With US oil prices slumping down to below zero, factories at standstill in China, the travel and hospitality industries battered, many businesses are desperate. Some are fighting for their survival while others are shellshocked and don’t know what steps to take.

Take for instance an entrepreneur friend of mine who owns a abaya brand in Bahrain. She has not received any new orders for over two months.

Last week another friend explained how the current crisis provides the perfect opportunity to shut down a business, especially if it had been suffering the past period.

Though that may be true in some cases, I believe that the golden opportunity this crisis provides is for us to re-shape a business’s mission in a manner that helps it navigate through this crisis and thereafter.

Re-shaping a business’s purpose could provide employees with needed motivation and the drive they crave, while also helping the community.

Prior to the pandemic, the main objective of your business may have been buried in between pleasing investors and meeting financial projections. But take a few minutes to think about this in the context of today’s developments. How can your business purpose help your community? How can it help your business? How can it help you after the crisis subsides and survive something like this again?

This is the time to pause and huddle with your team and rethink the purpose of your business and value proposition.

Though there is no demand for her abayas right now, my friend decided to slightly modify her business's operation for the time being. She redefined her business from providing beautiful garments at affordable prices to allocating her equipment, fabric and sowing machines to create reusable, environmentally friendly face masks that can be donated to blue-collar workers in Bahrain.

Her initiative will help mitigate the risk of people getting infected with Covid-19, while also answering the call for doing business in a sustainable form.  She shared her journey with our friends and has inspired them to think of ways to give back, help our governments and communities in combating this pandemic.

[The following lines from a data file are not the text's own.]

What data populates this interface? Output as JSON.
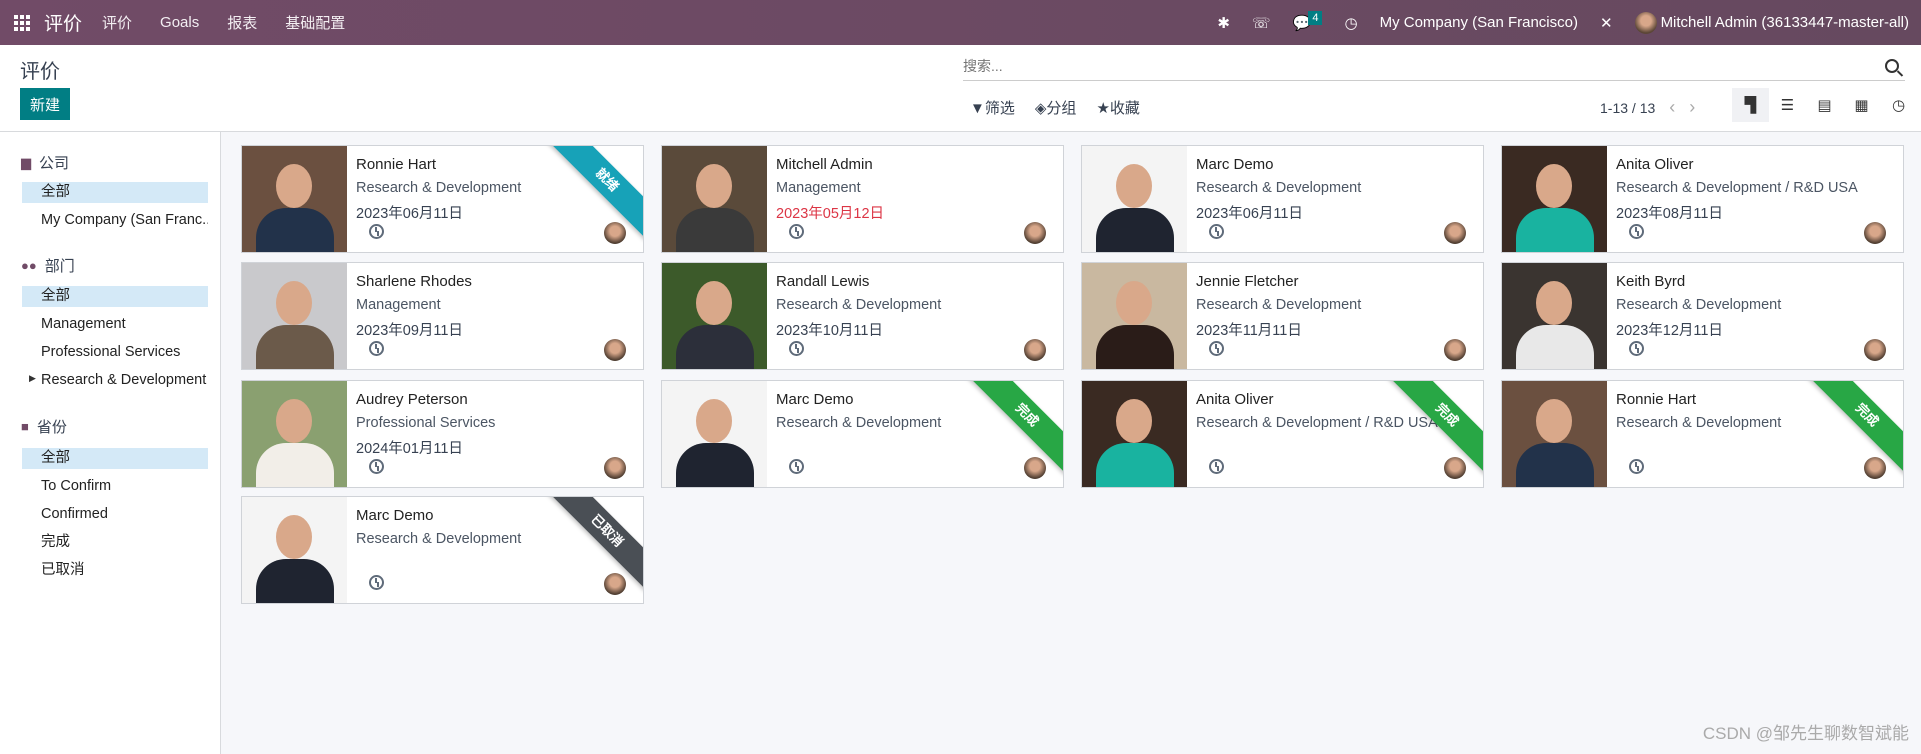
{
  "navbar": {
    "app_title": "评价",
    "menus": [
      "评价",
      "Goals",
      "报表",
      "基础配置"
    ],
    "chat_count": "4",
    "company": "My Company (San Francisco)",
    "user": "Mitchell Admin (36133447-master-all)"
  },
  "control_panel": {
    "title": "评价",
    "new_label": "新建",
    "search_placeholder": "搜索...",
    "filter_label": "筛选",
    "group_label": "分组",
    "favorite_label": "收藏",
    "pager": "1-13 / 13",
    "views": [
      "kanban",
      "list",
      "gantt",
      "calendar",
      "activity"
    ]
  },
  "sidebar": {
    "sections": [
      {
        "label": "公司",
        "icon": "building-icon",
        "items": [
          "全部",
          "My Company (San Franc..."
        ]
      },
      {
        "label": "部门",
        "icon": "users-icon",
        "items": [
          "全部",
          "Management",
          "Professional Services",
          "Research & Development"
        ]
      },
      {
        "label": "省份",
        "icon": "folder-icon",
        "items": [
          "全部",
          "To Confirm",
          "Confirmed",
          "完成",
          "已取消"
        ]
      }
    ]
  },
  "colors": {
    "navbar": "#714b67",
    "primary": "#017e84",
    "ready": "#17a2b8",
    "done": "#28a745",
    "cancelled": "#4a4f55",
    "overdue": "#dc3545"
  },
  "cards": [
    {
      "name": "Ronnie Hart",
      "dept": "Research & Development",
      "date": "2023年06月11日",
      "ribbon": "就绪",
      "ribbon_color": "#17a2b8",
      "bg": "#6b5040",
      "shirt": "#22324a"
    },
    {
      "name": "Mitchell Admin",
      "dept": "Management",
      "date": "2023年05月12日",
      "late": true,
      "bg": "#5a4a3a",
      "shirt": "#3a3a3a"
    },
    {
      "name": "Marc Demo",
      "dept": "Research & Development",
      "date": "2023年06月11日",
      "bg": "#f4f4f4",
      "shirt": "#1f2430"
    },
    {
      "name": "Anita Oliver",
      "dept": "Research & Development / R&D USA",
      "date": "2023年08月11日",
      "bg": "#3a2a22",
      "shirt": "#19b3a0"
    },
    {
      "name": "Sharlene Rhodes",
      "dept": "Management",
      "date": "2023年09月11日",
      "bg": "#c9c9cc",
      "shirt": "#6b5a4a"
    },
    {
      "name": "Randall Lewis",
      "dept": "Research & Development",
      "date": "2023年10月11日",
      "bg": "#3c5a2a",
      "shirt": "#2c2f3a"
    },
    {
      "name": "Jennie Fletcher",
      "dept": "Research & Development",
      "date": "2023年11月11日",
      "bg": "#c9b8a0",
      "shirt": "#2a1c18"
    },
    {
      "name": "Keith Byrd",
      "dept": "Research & Development",
      "date": "2023年12月11日",
      "bg": "#3a3430",
      "shirt": "#e8e8e8"
    },
    {
      "name": "Audrey Peterson",
      "dept": "Professional Services",
      "date": "2024年01月11日",
      "bg": "#8aa070",
      "shirt": "#f2eee8"
    },
    {
      "name": "Marc Demo",
      "dept": "Research & Development",
      "date": "",
      "ribbon": "完成",
      "ribbon_color": "#28a745",
      "bg": "#f4f4f4",
      "shirt": "#1f2430"
    },
    {
      "name": "Anita Oliver",
      "dept": "Research & Development / R&D USA",
      "date": "",
      "ribbon": "完成",
      "ribbon_color": "#28a745",
      "bg": "#3a2a22",
      "shirt": "#19b3a0"
    },
    {
      "name": "Ronnie Hart",
      "dept": "Research & Development",
      "date": "",
      "ribbon": "完成",
      "ribbon_color": "#28a745",
      "bg": "#6b5040",
      "shirt": "#22324a"
    },
    {
      "name": "Marc Demo",
      "dept": "Research & Development",
      "date": "",
      "ribbon": "已取消",
      "ribbon_color": "#4a4f55",
      "bg": "#f4f4f4",
      "shirt": "#1f2430"
    }
  ],
  "watermark": "CSDN @邹先生聊数智斌能"
}
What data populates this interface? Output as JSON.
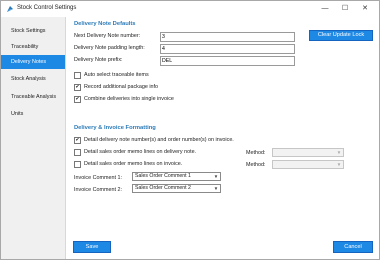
{
  "window": {
    "title": "Stock Control Settings",
    "controls": {
      "minimize": "—",
      "maximize": "☐",
      "close": "✕"
    }
  },
  "sidebar": {
    "items": [
      {
        "label": "Stock Settings",
        "active": false
      },
      {
        "label": "Traceability",
        "active": false
      },
      {
        "label": "Delivery Notes",
        "active": true
      },
      {
        "label": "Stock Analysis",
        "active": false
      },
      {
        "label": "Traceable Analysis",
        "active": false
      },
      {
        "label": "Units",
        "active": false
      }
    ]
  },
  "defaults": {
    "title": "Delivery Note Defaults",
    "next_number_label": "Next Delivery Note number:",
    "next_number_value": "3",
    "padding_label": "Delivery Note padding length:",
    "padding_value": "4",
    "prefix_label": "Delivery Note prefix:",
    "prefix_value": "DEL",
    "clear_button": "Clear Update Lock",
    "options": [
      {
        "label": "Auto select traceable items",
        "checked": false
      },
      {
        "label": "Record additional package info",
        "checked": true
      },
      {
        "label": "Combine deliveries into single invoice",
        "checked": true
      }
    ]
  },
  "formatting": {
    "title": "Delivery & Invoice Formatting",
    "detail_numbers_label": "Detail delivery note number(s) and order number(s) on invoice.",
    "detail_numbers_checked": true,
    "memo_delivery_label": "Detail sales order memo lines on delivery note.",
    "memo_delivery_checked": false,
    "memo_invoice_label": "Detail sales order memo lines on invoice.",
    "memo_invoice_checked": false,
    "method_label": "Method:",
    "method_value_1": "",
    "method_value_2": "",
    "invoice_comment_1_label": "Invoice Comment 1:",
    "invoice_comment_1_value": "Sales Order Comment 1",
    "invoice_comment_2_label": "Invoice Comment 2:",
    "invoice_comment_2_value": "Sales Order Comment 2"
  },
  "footer": {
    "save_label": "Save",
    "cancel_label": "Cancel"
  },
  "colors": {
    "accent": "#1e88e5",
    "section_title": "#2a7ab8",
    "sidebar_bg": "#f0f0f0"
  },
  "icons": {
    "app": "stock-control-app-icon",
    "dropdown": "chevron-down-icon"
  }
}
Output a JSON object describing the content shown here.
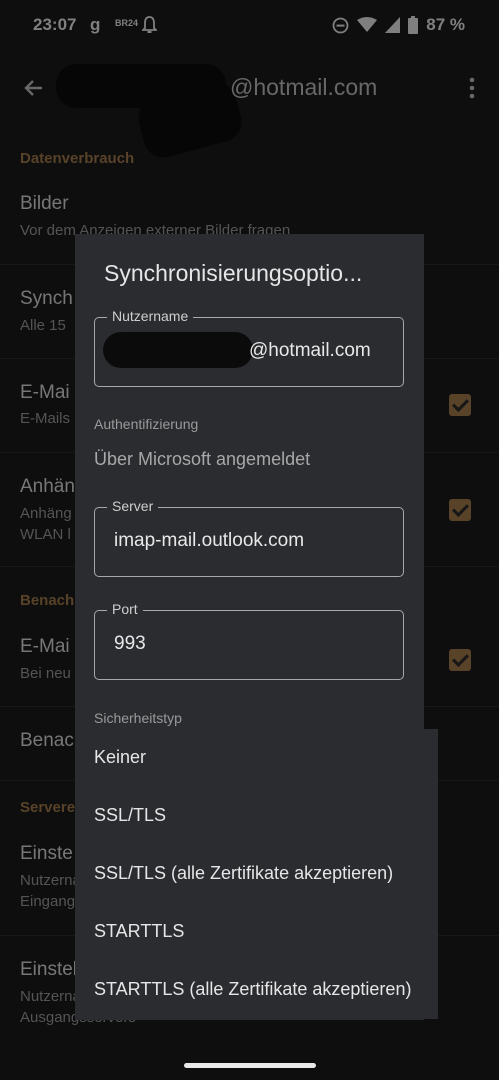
{
  "status_bar": {
    "time": "23:07",
    "battery": "87 %",
    "icons": [
      "g-icon",
      "br24-icon",
      "bell-icon",
      "dnd-icon",
      "wifi-icon",
      "signal-icon",
      "battery-icon"
    ],
    "br24": "BR24"
  },
  "appbar": {
    "title": "@hotmail.com"
  },
  "settings": {
    "section_data": "Datenverbrauch",
    "images_title": "Bilder",
    "images_sub": "Vor dem Anzeigen externer Bilder fragen",
    "sync_title": "Synch",
    "sync_sub": "Alle 15",
    "email_title": "E-Mai",
    "email_sub": "E-Mails",
    "attach_title": "Anhän",
    "attach_sub1": "Anhäng",
    "attach_sub2": "WLAN l",
    "section_notif": "Benach",
    "notif_title": "E-Mai",
    "notif_sub": "Bei neu",
    "notif2_title": "Benac",
    "section_server": "Servere",
    "incoming_title": "Einste",
    "incoming_sub1": "Nutzerna",
    "incoming_sub2": "Eingangs",
    "outgoing_title": "Einstell",
    "outgoing_sub1": "Nutzerna",
    "outgoing_sub2": "Ausgangsservers"
  },
  "dialog": {
    "title": "Synchronisierungsoptio...",
    "username_label": "Nutzername",
    "username_value": "@hotmail.com",
    "auth_label": "Authentifizierung",
    "auth_value": "Über Microsoft angemeldet",
    "server_label": "Server",
    "server_value": "imap-mail.outlook.com",
    "port_label": "Port",
    "port_value": "993",
    "security_label": "Sicherheitstyp"
  },
  "security_menu": {
    "options": [
      "Keiner",
      "SSL/TLS",
      "SSL/TLS (alle Zertifikate akzeptieren)",
      "STARTTLS",
      "STARTTLS (alle Zertifikate akzeptieren)"
    ]
  },
  "colors": {
    "accent": "#a0784a",
    "dialog_bg": "#2b2c30",
    "background": "#1a1a1a"
  }
}
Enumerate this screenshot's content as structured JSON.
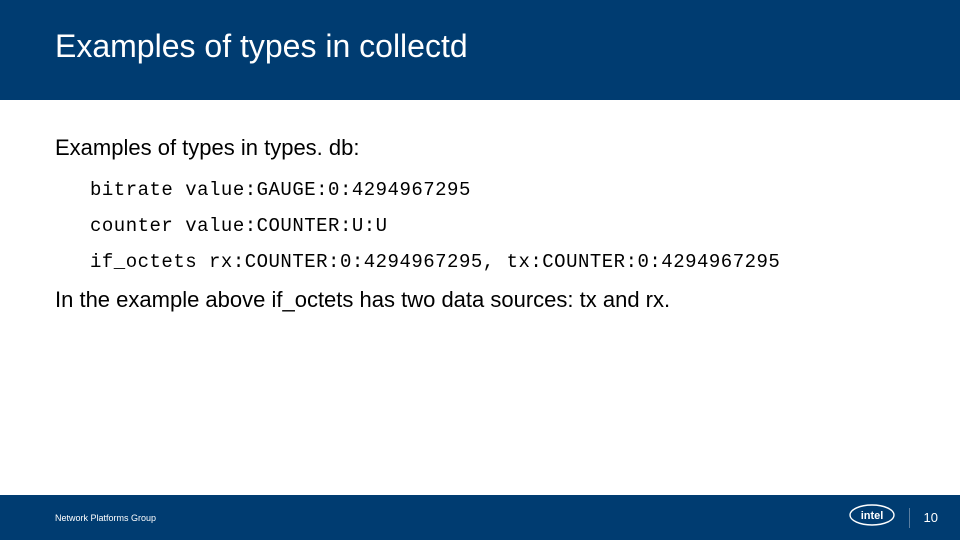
{
  "title": "Examples of types in collectd",
  "subtitle": "Examples of types in types. db:",
  "code_lines": [
    "bitrate value:GAUGE:0:4294967295",
    "counter value:COUNTER:U:U",
    "if_octets rx:COUNTER:0:4294967295, tx:COUNTER:0:4294967295"
  ],
  "explain": "In the example above if_octets has two data sources: tx and rx.",
  "footer_text": "Network Platforms Group",
  "page_number": "10",
  "logo_name": "intel"
}
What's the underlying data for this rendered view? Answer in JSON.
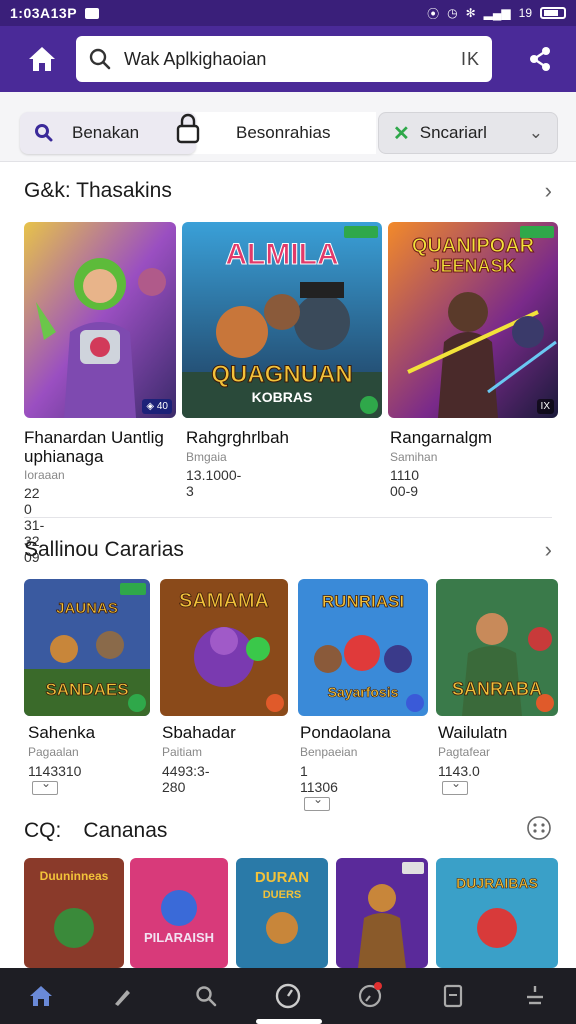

In repurposing her business one of the questions my friend is addressing is how the realignment will drive her operations in the future? She decided to contribute a portion of her sales to support community initiatives and to source her materials from family owned businesses.

Today, other businesses have also altered their business operations. We see a number of publications providing part of their online content for free as their way of helping the community, and a number of restaurants in the UAE are providing food for free for those who can’t afford it.

Amouage, the Omani luxury fragrance brand, is utilising its factories to manufacture hand sanitisers for the health sector in Oman. Though no one can visit the movie theatre for a while, Vox Cinemas in Al Jimi Mall, Al Ain, have sent out 250 packages of popcorn, nachos, and candy bars to the health workers at Al Ain hospital to thank them for their effort.

We see museums and art galleries providing virtual experiences for free for visitors to enjoy.

Sultan Al Qassemi, the Emirati art collector, columnist, and owner of Barjeel Art Foundation, has moved his Culture Majlis online. Every week, users from around the world could attend and participate in cultural dialogues with the different speakers that Mr Sultan hosts.

In a way, Mr Sultan has ensured that the learning process continues, and more people from around the world are educated about the region’s culture scene. Perhaps it is the most significant moment to do this as more of us have spare time to attend and benefit from such events.

It may take us a while to get back to a normal working day, but as we look to that time, we can now do this with a new more holistic purpose that benefits everyone.

Manar Al Hinai is an award-winning Emirati journalist and entrepreneur, who manages her marketing and communications company in Abu Dhabi